Much has been written about the polar bear; some of it has now been discredited,
some needs to be checked, and what remains still shows a wide range of variation
in the habits of this animal.

EA-Zoo. Rand: Polar Bear

BIBLIOGRAPHY

1. Bobrinksoi, N. Opredelitel Melkopitaiushchikh S SSR (Mammals of the USSR),
Moskva, Sovetskaia Nauka, 1944.

2. Degerbøl, Magnus and Freuchen, Peter. Mammals . Copenhagen, Gyldendalske
Boghandel, Nordisk Forlag, 1935. Thule Expedition, 5th,
1921-24. Report vol.2, no.4-5, pp.102-19.

3. Karelin, D.B. “Vozdushnaia Ekspeditsia v vysokie Shiroty Arktiki v 1941 g.”
(Air Expedition to the High Latitudes of the Arctic in 1941),
Vsesoiuznoe Geogr. Obshch. Izvestia , vol.77, no.3, pp.164-69,
1945.

4. Miller, G.S. Catalogue of the Mammals of Western Europe in the Collection
of the British Museum . London, Trustees, 1912, pp.297-303.

5. Nansen, Fridtjof. Farthest North. Being the Record of a Voyage of Exploration
of the Ship Fram 1893-96 . Westminster, Constable, 1897. 2 vols.

6. Nelson, E.W. Report upon Natural History Collections Made in Alaska Between
the Years 1877 and 1881 . Ed. by Henry W. Henshaw. Wash.,
G.P.O., 1887, pp.254-55. Arctic Series of Publications
issued in Connection with the Signal Service U.S. Army, no.3.

7. Nordenskiold, A.E. The Voyage of the Vega round Asia and Europe . London,
Macmillan, 1881, vol.1., pp.137-47.

8. Ognev, S.I. Zveri SSSR i Prilezhashchikh Stran . T. 3, [Khishohnye i Lasto–
nogie] (The Mammals of the U.S.S.R. and Adjacent Countries,
v V ol.3, Beasts of Prey and Pinnipedia.) Leningrad, M.L.
Glavpushnine N.K.V.D. Biomedgiz, 1935, pp.124-39.

9. Ouwelhand, C.W. “Über Geburt and jugendentwicklung c e ines Eisbaren,”
Zoologische Garten , Frankf o u rt, n.s., vol.2, pp.102-7, 1929.

10. Papanin, D. Life on an Ice Floe . N.Y., Messner, 1939.

11. Peary, R.E. The North Pole , N.Y., Stokes, 1910.

12. Pedersen, Alvin. Der Eisb a ȁ r (T h alar e c tos maritimus Phipps ). København, Bruun, 1945.

13. Rodahl, K., and Moore, T. “The vitamin A content and toxicity of bear and
seal liver,” Bio-chem.J. vol.37, pp.155-68, 1943.

14. Seton, E.T. Lives of Game Animals . Garden City, N.Y., Doubleday, 1926. vol.2,
“The Polar Bear,” pp.195-228.

EA-Zoo. Rand: Polar Bear

15. Stefansson, Vilhjalmur. The Friendly Arctic . N.Y., Macmillan, 1921.

16. ----. Arctic Manual.

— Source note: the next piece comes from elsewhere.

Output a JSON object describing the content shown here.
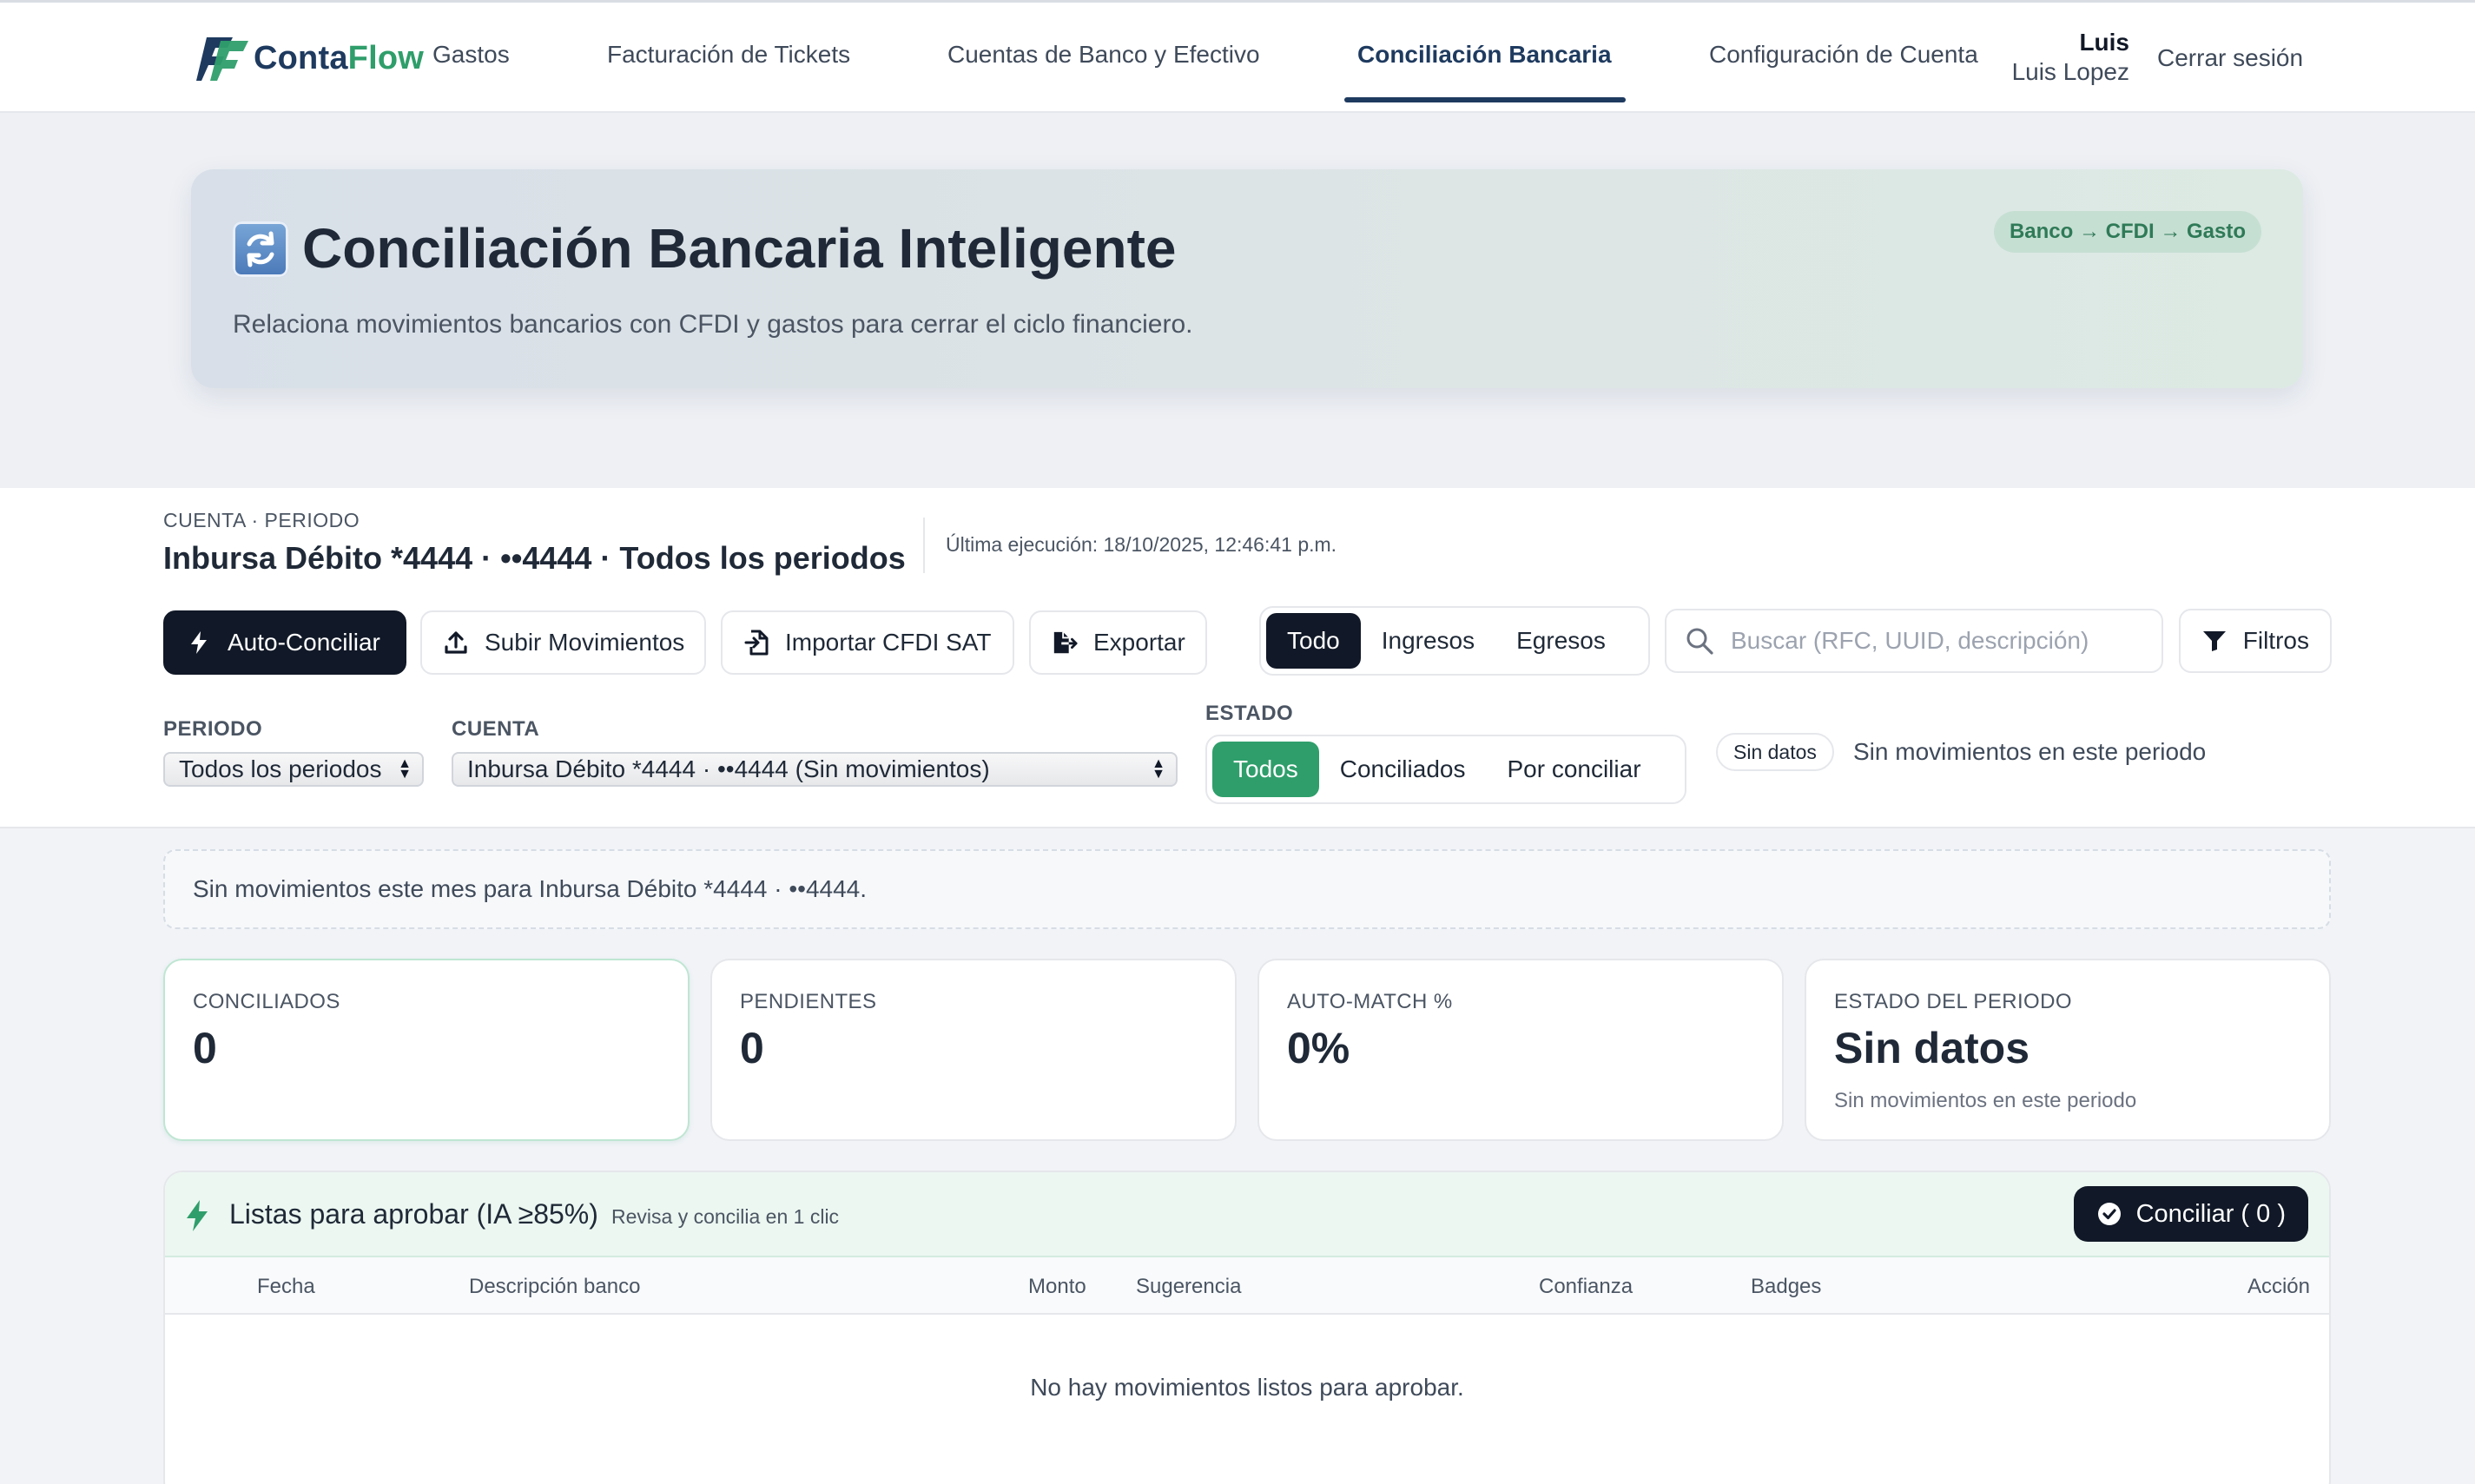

N.Y., Macmillan, 194 4 5 .

17. Zalkin, V. “On the biology of the white bear of the Franz-Josef Archipelago,”
Moskovskoe Obshch.Ispytat.Prir.Otdel.Biol. Bull . n.s., vol.45,
pp.355-63, 1936.

A. L. Rand

Fur Bearers of North America

EA-Zoology
(Leonard Butler)

FUR BEARERS OF NORTH AMERICA

CONTENTS
Page
Arctic Fox 2
Muskrat 8
Red Fox 11
Wolverine 13
Beaver 14